Three months later and as always during every afternoon, we were sitting in the café. The bright blue sky above had only a sprinkle of barely moving clouds. As my mother was searching through the newspaper her worst nightmare, came true when she read that Germany had closed its borders. This, of course, meant that her husband wouldn’t be able to leave. She slammed the newspaper down hard on the table and cried out in anguish, “Oh, no! What am I going to do?” She swiftly took us, girls, back to the hotel and put us straight to bed forgetting to give us our usual evening glass of milk and cheese biscuits. Her mind was in a torment, she didn’t know how she’d manage.? “I complained and said, “Mummy I’m hungry.” 

“Leave me alone,” she answered pitifully. 

In the middle of the night, our telephone extension from the hotel lobby rang. Upon answering it our mother was ecstatic to hear her husband’s voice. After replacing the telephone back into its cradle she turned to us and said, “That was your father. He’s in Zurich and he’ll be coming in the morning.” Then she plonked the whole box of cheese biscuits on my bed and said, “Here eat them all.”   

The next day when our father turned up we came together for a big hug and we all cried in happiness.

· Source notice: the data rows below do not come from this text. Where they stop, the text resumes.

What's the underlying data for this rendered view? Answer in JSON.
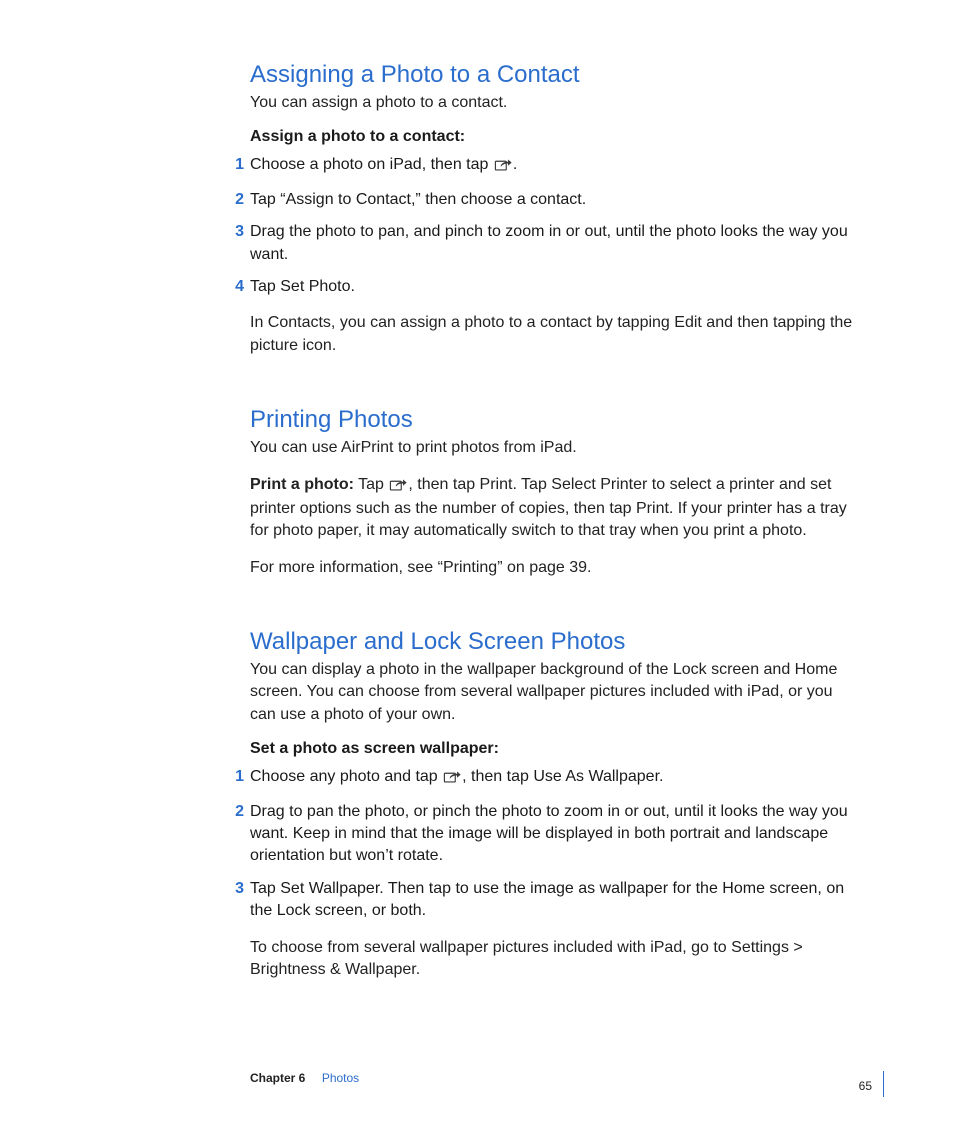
{
  "section1": {
    "heading": "Assigning a Photo to a Contact",
    "intro": "You can assign a photo to a contact.",
    "subhead": "Assign a photo to a contact:",
    "steps": [
      {
        "pre": "Choose a photo on iPad, then tap ",
        "post": "."
      },
      {
        "text": "Tap “Assign to Contact,” then choose a contact."
      },
      {
        "text": "Drag the photo to pan, and pinch to zoom in or out, until the photo looks the way you want."
      },
      {
        "text": "Tap Set Photo."
      }
    ],
    "after": "In Contacts, you can assign a photo to a contact by tapping Edit and then tapping the picture icon."
  },
  "section2": {
    "heading": "Printing Photos",
    "intro": "You can use AirPrint to print photos from iPad.",
    "print_lead": "Print a photo:",
    "print_pre": "  Tap ",
    "print_post": ", then tap Print. Tap Select Printer to select a printer and set printer options such as the number of copies, then tap Print. If your printer has a tray for photo paper, it may automatically switch to that tray when you print a photo.",
    "more": "For more information, see “Printing” on page 39."
  },
  "section3": {
    "heading": "Wallpaper and Lock Screen Photos",
    "intro": "You can display a photo in the wallpaper background of the Lock screen and Home screen. You can choose from several wallpaper pictures included with iPad, or you can use a photo of your own.",
    "subhead": "Set a photo as screen wallpaper:",
    "steps": [
      {
        "pre": "Choose any photo and tap ",
        "post": ", then tap Use As Wallpaper."
      },
      {
        "text": "Drag to pan the photo, or pinch the photo to zoom in or out, until it looks the way you want. Keep in mind that the image will be displayed in both portrait and landscape orientation but won’t rotate."
      },
      {
        "text": "Tap Set Wallpaper. Then tap to use the image as wallpaper for the Home screen, on the Lock screen, or both."
      }
    ],
    "after": "To choose from several wallpaper pictures included with iPad, go to Settings > Brightness & Wallpaper."
  },
  "footer": {
    "chapter": "Chapter 6",
    "section": "Photos",
    "page": "65"
  }
}
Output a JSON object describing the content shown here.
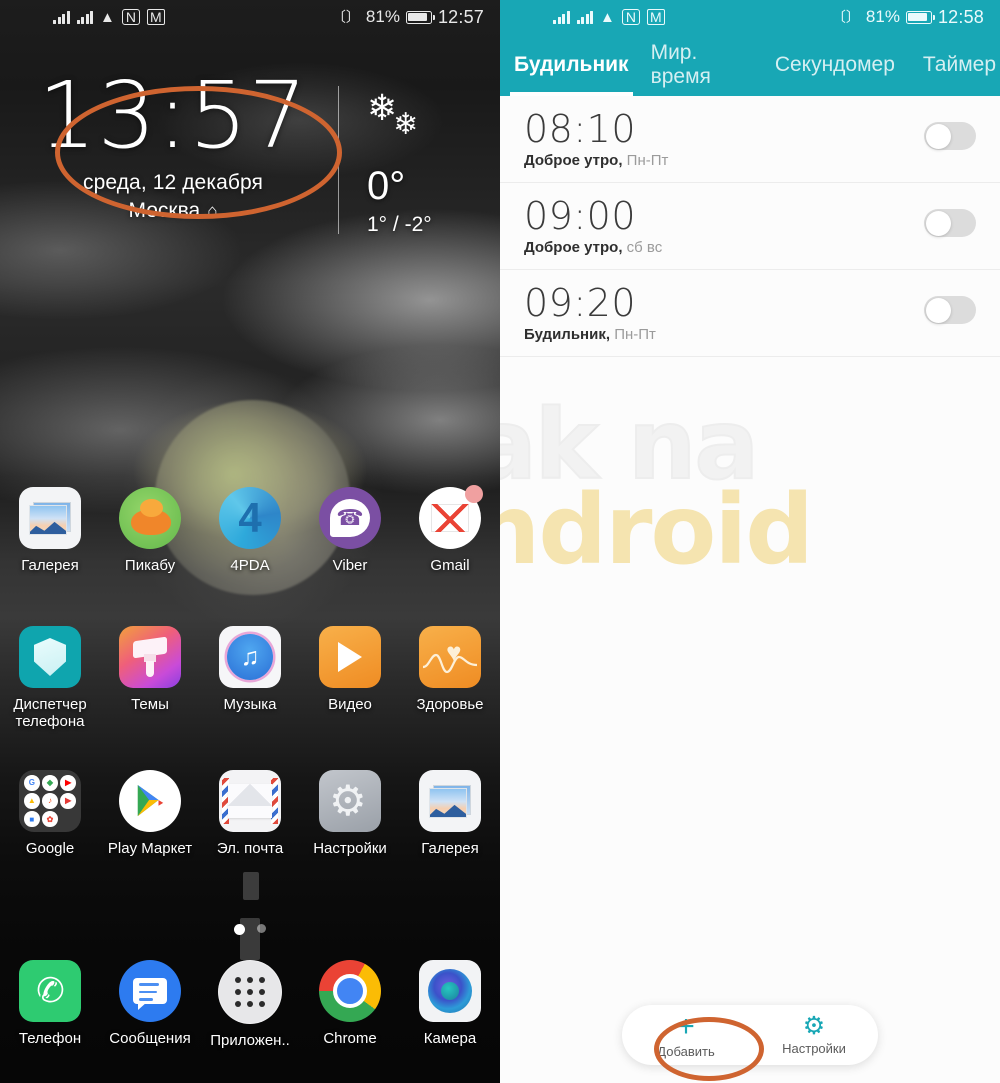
{
  "left_phone": {
    "status_bar": {
      "signal_1": "signal-bars-icon",
      "signal_2": "signal-bars-icon",
      "wifi": "wifi-icon",
      "nfc": "nfc-icon",
      "gmail": "gmail-notification-icon",
      "vibrate": "vibrate-icon",
      "battery_percent": "81%",
      "battery": "battery-icon",
      "time": "12:57"
    },
    "clock_widget": {
      "time": "13:57",
      "date": "среда, 12 декабря",
      "city": "Москва",
      "home_icon": "home-icon",
      "weather_icon": "snowflake-icon",
      "temp": "0°",
      "temp_range": "1° / -2°"
    },
    "apps": [
      [
        {
          "label": "Галерея",
          "icon": "gallery-icon"
        },
        {
          "label": "Пикабу",
          "icon": "pikabu-icon"
        },
        {
          "label": "4PDA",
          "icon": "4pda-icon"
        },
        {
          "label": "Viber",
          "icon": "viber-icon"
        },
        {
          "label": "Gmail",
          "icon": "gmail-icon"
        }
      ],
      [
        {
          "label": "Диспетчер\nтелефона",
          "icon": "phone-manager-icon"
        },
        {
          "label": "Темы",
          "icon": "themes-icon"
        },
        {
          "label": "Музыка",
          "icon": "music-icon"
        },
        {
          "label": "Видео",
          "icon": "video-icon"
        },
        {
          "label": "Здоровье",
          "icon": "health-icon"
        }
      ],
      [
        {
          "label": "Google",
          "icon": "google-folder-icon"
        },
        {
          "label": "Play Маркет",
          "icon": "play-store-icon"
        },
        {
          "label": "Эл. почта",
          "icon": "email-icon"
        },
        {
          "label": "Настройки",
          "icon": "settings-gear-icon"
        },
        {
          "label": "Галерея",
          "icon": "gallery-icon"
        }
      ],
      [
        {
          "label": "Телефон",
          "icon": "phone-dialer-icon"
        },
        {
          "label": "Сообщения",
          "icon": "messages-icon"
        },
        {
          "label": "Приложен..",
          "icon": "app-drawer-icon"
        },
        {
          "label": "Chrome",
          "icon": "chrome-icon"
        },
        {
          "label": "Камера",
          "icon": "camera-icon"
        }
      ]
    ],
    "google_folder_apps": [
      "G",
      "M",
      "▶",
      "△",
      "♪",
      "▶",
      "■",
      "✿"
    ],
    "page_indicator": {
      "total": 3,
      "active": 1
    }
  },
  "right_phone": {
    "status_bar": {
      "battery_percent": "81%",
      "time": "12:58"
    },
    "tabs": [
      {
        "label": "Будильник",
        "active": true
      },
      {
        "label": "Мир. время",
        "active": false
      },
      {
        "label": "Секундомер",
        "active": false
      },
      {
        "label": "Таймер",
        "active": false
      }
    ],
    "alarms": [
      {
        "time": "08:10",
        "name": "Доброе утро,",
        "days": "Пн-Пт",
        "enabled": false
      },
      {
        "time": "09:00",
        "name": "Доброе утро,",
        "days": "сб вс",
        "enabled": false
      },
      {
        "time": "09:20",
        "name": "Будильник,",
        "days": "Пн-Пт",
        "enabled": false
      }
    ],
    "bottom_bar": [
      {
        "label": "Добавить",
        "icon": "plus-icon"
      },
      {
        "label": "Настройки",
        "icon": "gear-icon"
      }
    ],
    "watermark": {
      "line1": "ak na",
      "line2": "ndroid"
    }
  },
  "annotation": {
    "accent_color": "#cf6430",
    "teal_color": "#18a7b5"
  }
}
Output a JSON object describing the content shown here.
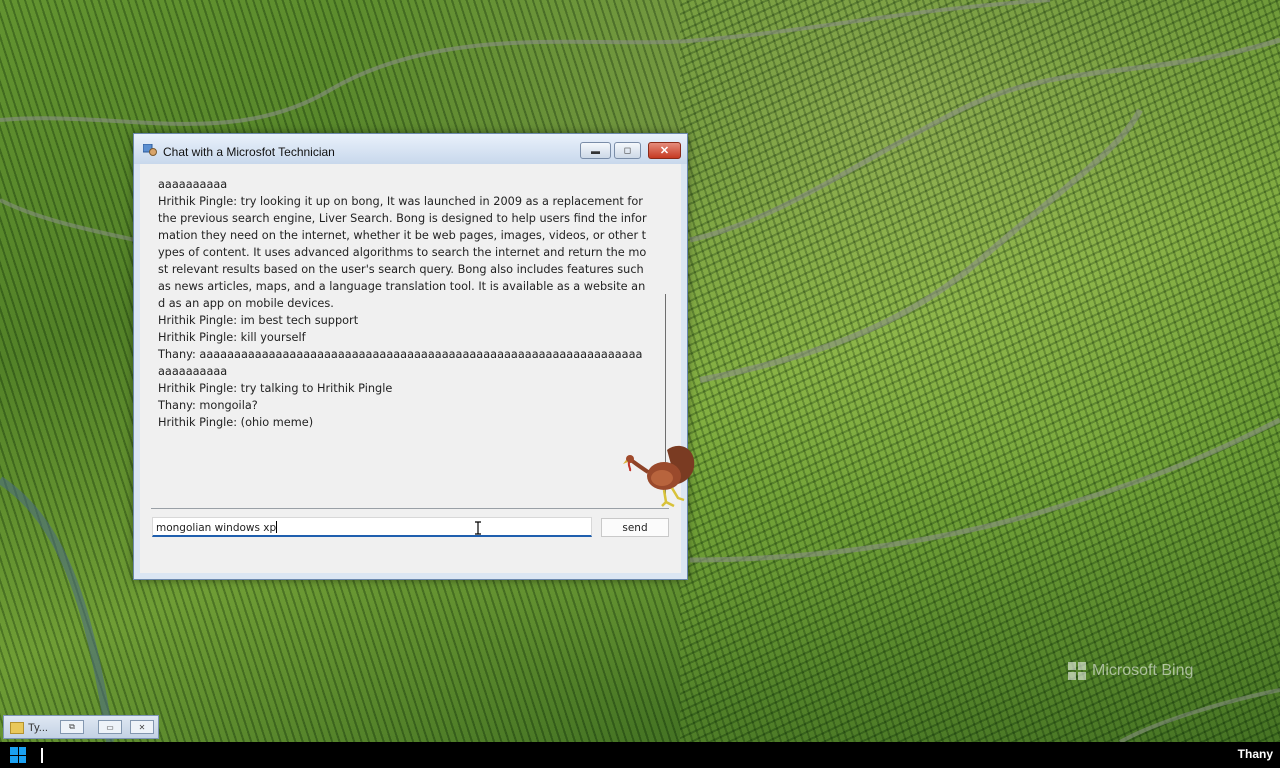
{
  "window": {
    "title": "Chat with a Microsfot Technician",
    "minimize_glyph": "▬",
    "maximize_glyph": "◻",
    "close_glyph": "✕"
  },
  "chat": {
    "messages": [
      "aaaa",
      "Thany: aaaaaaaaaaaaaaaaaaaaaaaaaaaaaaaaaaaaaaaaaaaaaaaaaaaaaaaaaaaaaaaaaaaaaaaaaa",
      "Hrithik Pingle: try looking it up on bong, It was launched in 2009 as a replacement for the previous search engine, Liver Search. Bong is designed to help users find the information they need on the internet, whether it be web pages, images, videos, or other types of content. It uses advanced algorithms to search the internet and return the most relevant results based on the user's search query. Bong also includes features such as news articles, maps, and a language translation tool. It is available as a website and as an app on mobile devices.",
      "Hrithik Pingle: im best tech support",
      "Hrithik Pingle: kill yourself",
      "Thany: aaaaaaaaaaaaaaaaaaaaaaaaaaaaaaaaaaaaaaaaaaaaaaaaaaaaaaaaaaaaaaaaaaaaaaaaaa",
      "Hrithik Pingle: try talking to Hrithik Pingle",
      "Thany: mongoila?",
      "Hrithik Pingle: (ohio meme)"
    ],
    "input_value": "mongolian windows xp",
    "send_label": "send"
  },
  "minimized": {
    "title": "Ty..."
  },
  "watermark": {
    "text": "Microsoft Bing"
  },
  "taskbar": {
    "user": "Thany",
    "accent": "#1aa1f2"
  }
}
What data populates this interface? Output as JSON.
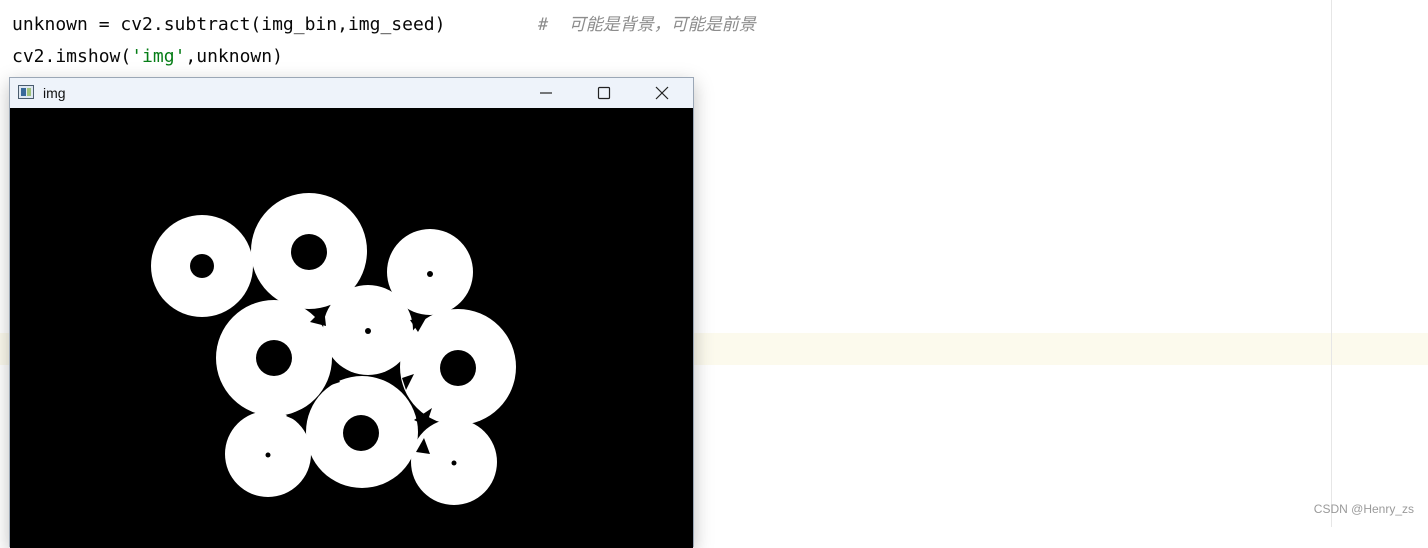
{
  "editor": {
    "line1_code": "unknown = cv2.subtract(img_bin,img_seed)",
    "line1_comment": "#  可能是背景，可能是前景",
    "line2_prefix": "cv2.imshow(",
    "line2_string": "'img'",
    "line2_suffix": ",unknown)"
  },
  "window": {
    "title": "img",
    "icons": {
      "app": "image-window-icon",
      "minimize": "minimize-icon",
      "maximize": "maximize-icon",
      "close": "close-icon"
    }
  },
  "watermark": "CSDN @Henry_zs",
  "colors": {
    "string": "#067d17",
    "comment": "#8c8c8c",
    "current_line": "#fcfaed",
    "titlebar": "#eef3fa"
  }
}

He explained that he’d taken the last train out of Germany and that for the last three months, he had been doing his best to convince his brothers to leave Germany with him but to no avail. They felt sure that nothing would happen to them, they were veterans of the last war, and in addition, they were married to gentiles. Sadly they would be proven wrong in their assumptions and were eventually exterminated in the concentration camps.

Our father stayed with us for a few days before setting off to England ahead of us in order to organize our visas and also a place for us to live.  He rented a flat in Bayswater because there was a school nearby for German-speaking immigrants. 

We traveled by train to Zurich from where we would fly to England. In Zurich. while waiting for our flight, we stayed in a hotel for a couple of days. As a treat, our mother bought us girls an ice cream special with whipped cream and chocolate syrup. I couldn’t finish mine. When my sister finished her own ice-cream she eagerly also gobbled down mine, after which she was promptly sick. 

A short while after arriving in England one day as we were eating a typical English meal in a restaurant. It consisted of roast beef, roast potatoes, Brussels sprouts, and gravy, (although I wasn’t to keen on the roast beef for I’d never eaten it before). We heard a terrifying broadcast on the BBC. Prime Minister Neville Chamberlain announced that Britain was at war with Germany. It was 3 September 1939.  Since our father wanted to get us out of the center of London to a safer place,  he rented a small house with a garden in Mill Hill which was a suburb of London. Living in England must have been difficult for my parents, but in Mill Hill I was happy. I was free to go where ever I liked without restriction and I had my family. 

During the Blitz, we built an air-raid shelter at the end of our garden to which we would run every time the sirens went off. In the mornings on my way to school, I’d collect pieces of shrapnel often still warm from the night before. It was a wartime hobby with most of the kids. My father returned to his former trade in London. When he set off for work In the mornings my mother was always anxious less she never sees him again. At daybreak, the sky over London was bright red from all fires the bombings had caused during the night. Because of his age, my father was exempt from the army, however, he volunteered as a Home Guard. The Home Guard ’s main job was to see that all the house’s windows In his street were blackened out and also that everyone went down to the air raid shelter when the sirens screeched. My mother grew vegetables in the garden and kept chickens so that we’d have fresh eggs to eat. She was stoic and never once complained about how our standard of living had changed for the worse. She was still a young woman but her hair had turned completely white from all the stress.

I will forever be grateful to England for she saved our lives when we fled from Nazi Germany.